Dataset records:
────────────────
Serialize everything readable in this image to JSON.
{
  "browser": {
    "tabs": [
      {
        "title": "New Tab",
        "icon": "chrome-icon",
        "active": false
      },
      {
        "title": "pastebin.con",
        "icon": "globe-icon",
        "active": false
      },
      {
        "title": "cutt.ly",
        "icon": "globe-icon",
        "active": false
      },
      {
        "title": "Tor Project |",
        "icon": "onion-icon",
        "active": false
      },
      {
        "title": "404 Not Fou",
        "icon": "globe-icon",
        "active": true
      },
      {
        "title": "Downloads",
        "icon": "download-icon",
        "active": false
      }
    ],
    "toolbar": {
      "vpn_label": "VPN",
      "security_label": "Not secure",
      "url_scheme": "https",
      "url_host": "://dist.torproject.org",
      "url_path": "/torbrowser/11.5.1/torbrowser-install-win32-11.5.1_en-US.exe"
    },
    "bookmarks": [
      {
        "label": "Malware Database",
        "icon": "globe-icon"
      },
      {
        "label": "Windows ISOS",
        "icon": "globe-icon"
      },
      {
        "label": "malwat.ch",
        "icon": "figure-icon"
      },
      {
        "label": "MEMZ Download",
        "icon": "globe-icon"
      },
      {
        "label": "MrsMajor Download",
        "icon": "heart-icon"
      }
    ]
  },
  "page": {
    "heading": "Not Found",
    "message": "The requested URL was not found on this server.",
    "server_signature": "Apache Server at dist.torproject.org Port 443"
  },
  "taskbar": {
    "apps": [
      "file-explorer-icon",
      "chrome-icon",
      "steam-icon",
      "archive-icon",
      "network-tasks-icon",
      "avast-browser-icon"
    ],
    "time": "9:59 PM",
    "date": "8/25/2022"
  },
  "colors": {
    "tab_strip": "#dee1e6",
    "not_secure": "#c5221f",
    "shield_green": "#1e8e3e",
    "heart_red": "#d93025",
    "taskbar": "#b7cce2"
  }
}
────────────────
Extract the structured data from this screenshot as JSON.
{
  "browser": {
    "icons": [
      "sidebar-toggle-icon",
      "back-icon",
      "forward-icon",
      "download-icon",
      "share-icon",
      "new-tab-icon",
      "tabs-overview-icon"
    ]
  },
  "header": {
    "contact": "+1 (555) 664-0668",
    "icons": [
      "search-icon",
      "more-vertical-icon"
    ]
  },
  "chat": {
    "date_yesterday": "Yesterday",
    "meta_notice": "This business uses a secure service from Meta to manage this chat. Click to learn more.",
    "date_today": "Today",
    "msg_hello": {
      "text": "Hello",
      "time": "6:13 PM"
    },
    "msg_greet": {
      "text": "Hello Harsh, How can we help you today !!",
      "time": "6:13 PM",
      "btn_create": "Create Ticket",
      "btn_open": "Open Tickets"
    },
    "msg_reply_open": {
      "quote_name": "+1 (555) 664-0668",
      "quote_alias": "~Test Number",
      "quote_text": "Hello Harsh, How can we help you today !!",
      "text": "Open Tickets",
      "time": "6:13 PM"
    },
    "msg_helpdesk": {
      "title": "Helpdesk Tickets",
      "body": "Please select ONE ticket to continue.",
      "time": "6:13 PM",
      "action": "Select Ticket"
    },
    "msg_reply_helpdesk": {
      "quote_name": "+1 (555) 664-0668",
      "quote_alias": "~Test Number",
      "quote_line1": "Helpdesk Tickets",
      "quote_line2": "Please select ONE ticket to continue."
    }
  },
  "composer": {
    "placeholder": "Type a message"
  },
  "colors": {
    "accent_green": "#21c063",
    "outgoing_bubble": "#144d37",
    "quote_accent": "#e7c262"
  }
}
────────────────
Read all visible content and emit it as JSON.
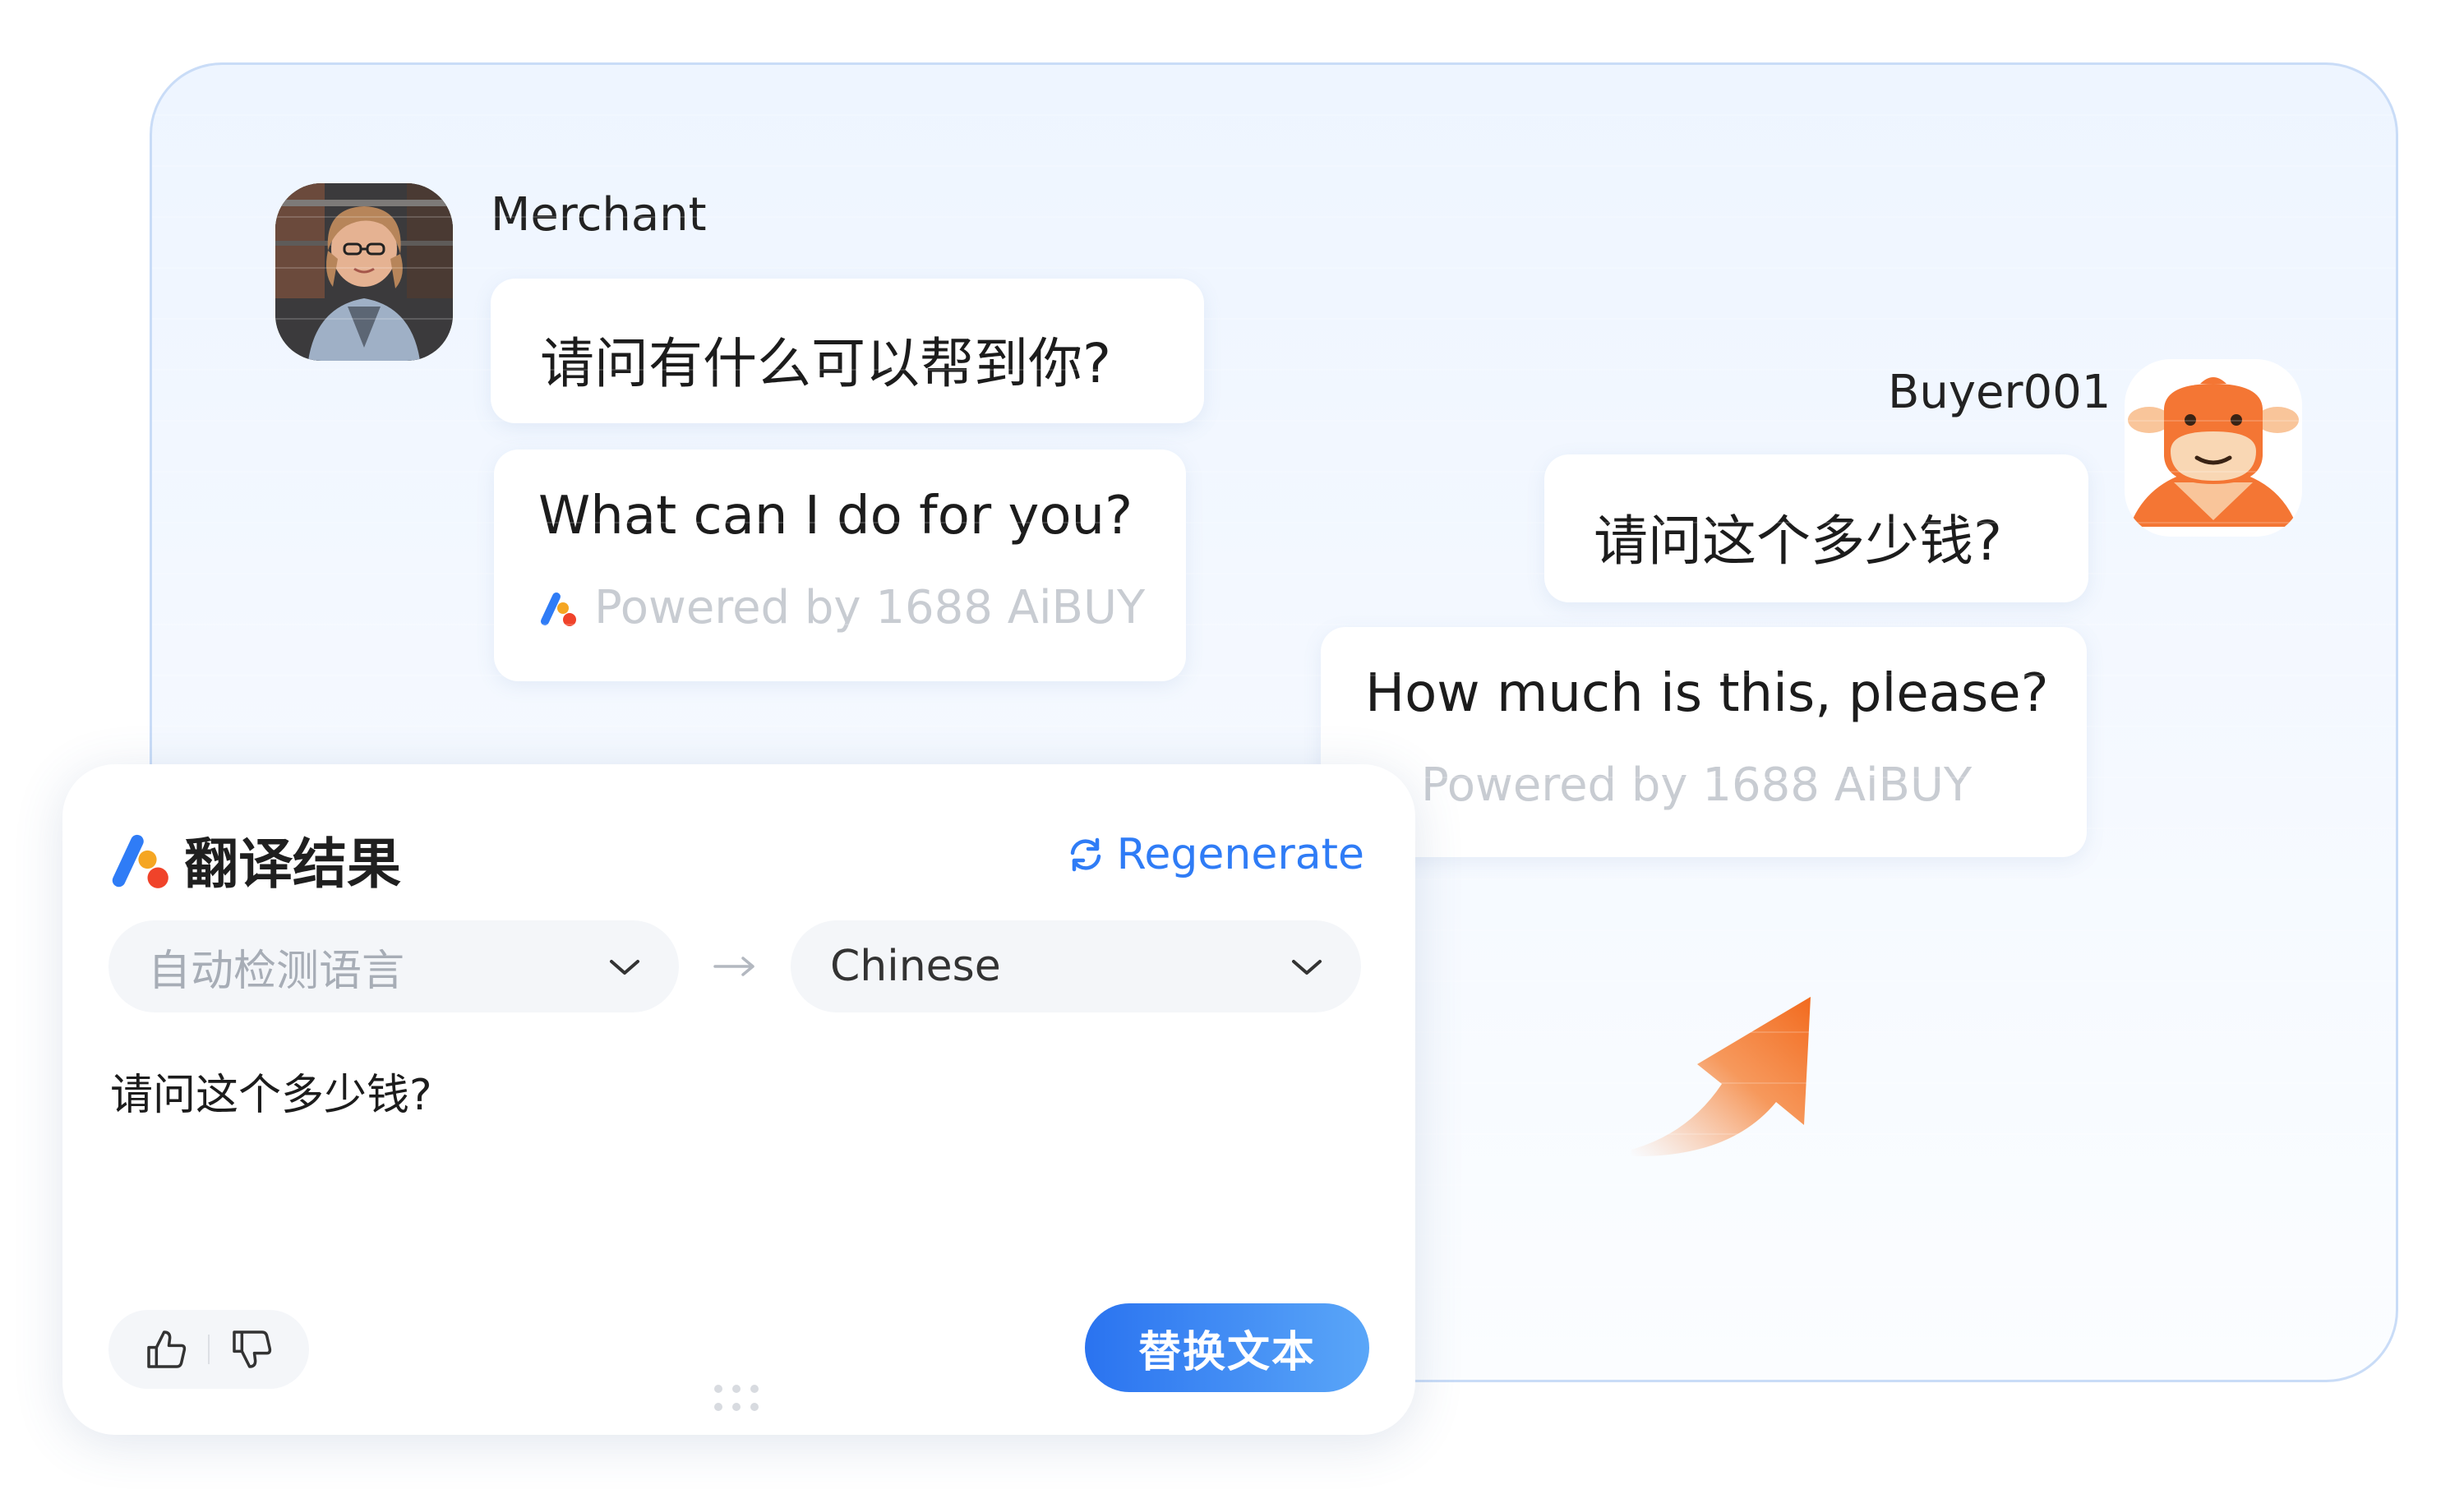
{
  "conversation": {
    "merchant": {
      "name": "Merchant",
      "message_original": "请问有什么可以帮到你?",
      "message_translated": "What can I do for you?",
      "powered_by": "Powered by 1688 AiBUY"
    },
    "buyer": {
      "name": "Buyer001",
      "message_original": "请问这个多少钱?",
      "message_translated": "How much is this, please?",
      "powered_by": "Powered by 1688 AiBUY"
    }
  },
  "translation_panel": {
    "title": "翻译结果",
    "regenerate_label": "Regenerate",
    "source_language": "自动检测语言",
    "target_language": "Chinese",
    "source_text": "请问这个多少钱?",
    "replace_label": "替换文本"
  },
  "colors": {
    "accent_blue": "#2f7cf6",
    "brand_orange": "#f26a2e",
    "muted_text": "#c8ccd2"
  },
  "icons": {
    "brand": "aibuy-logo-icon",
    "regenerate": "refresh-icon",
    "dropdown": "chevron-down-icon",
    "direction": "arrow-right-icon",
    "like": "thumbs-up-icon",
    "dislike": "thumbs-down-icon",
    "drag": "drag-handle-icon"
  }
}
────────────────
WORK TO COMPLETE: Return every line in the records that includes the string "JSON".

RESPONSE AREA:
Serialize everything readable in this image to JSON.
Extract the structured data from this screenshot as JSON.
Read all visible content and emit it as JSON.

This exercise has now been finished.